As I feared, Google is against letting people tweak SELinux. This is stated explicitely in the Android Compatibility Definition Document:
SELinux or any other security features implemented below the Android
However, the good news is that there is indeed a FOSS project porting SELinux tools to Android: setools-android. This tools ports the usual
sesearch commands as can be found in the upstream SELinux Tools project, but it also adds the
sepolicy-inject command which allows to modify the current policy or set a domain in permissive mode.
This however suffer from a big issue: unlike on standard computers, modifications made to the
/sepolicy file which stores SELinux policy are not persistent and will be lost upon device restart.
In fact, this file as part of the root directory is stored in a RAM disk image which, in turn, is stored in the device's boot image and extracted during the device's boot sequence.

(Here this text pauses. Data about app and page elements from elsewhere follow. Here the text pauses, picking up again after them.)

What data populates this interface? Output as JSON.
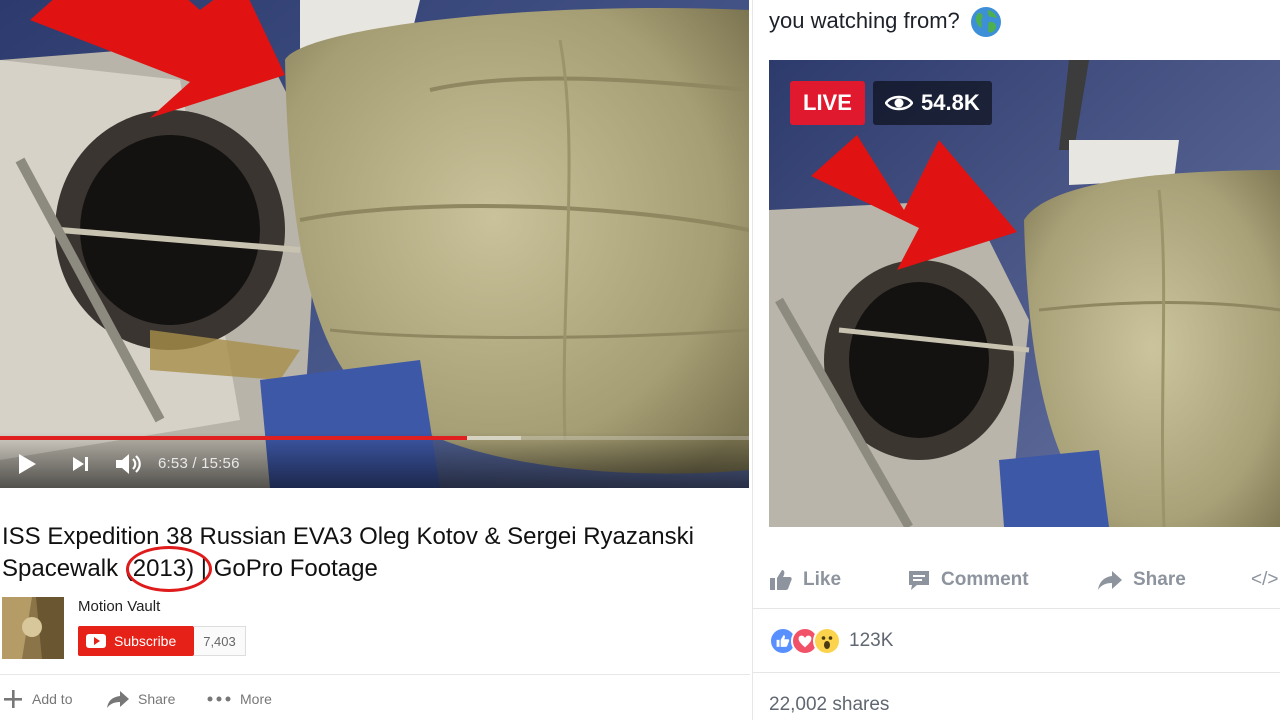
{
  "youtube": {
    "player": {
      "time_display": "6:53 / 15:56",
      "progress_fraction": 0.623,
      "buffer_fraction": 0.695
    },
    "title_before": "ISS Expedition 38 Russian EVA3 Oleg Kotov & Sergei Ryazanski Spacewalk ",
    "title_year": "(2013",
    "title_after": ") | GoPro Footage",
    "channel_name": "Motion Vault",
    "subscribe_label": "Subscribe",
    "subscriber_count": "7,403",
    "actions": {
      "add_to": "Add to",
      "share": "Share",
      "more": "More"
    }
  },
  "facebook": {
    "post_text": "you watching from?",
    "live_label": "LIVE",
    "viewer_count": "54.8K",
    "actions": {
      "like": "Like",
      "comment": "Comment",
      "share": "Share",
      "embed": "</>"
    },
    "reaction_count": "123K",
    "shares": "22,002 shares"
  },
  "colors": {
    "youtube_red": "#e62117",
    "progress_red": "#e02020",
    "annotation_red": "#e01b1b",
    "fb_live_red": "#e0192f",
    "fb_like_blue": "#5890ff",
    "fb_love_red": "#f25268",
    "fb_wow_yellow": "#fcd34d"
  }
}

To apply permanent modification to this file it is therefore necessary to modify the version stored within the device's boot image.
While the operation may still be possible from the device itself (as far as I know SuperSU for instance updates the boot image as part of its installation procedure), for my use-case I find it more convenient to do the operation from an external computer connected to the phone (here is my detailed procedure). Tools running on the device still remain useful though when frequent checks and updates of the SELinux policy are required (typically during development stages) and for automation (if a project needs a SuperSU-like installer for instance).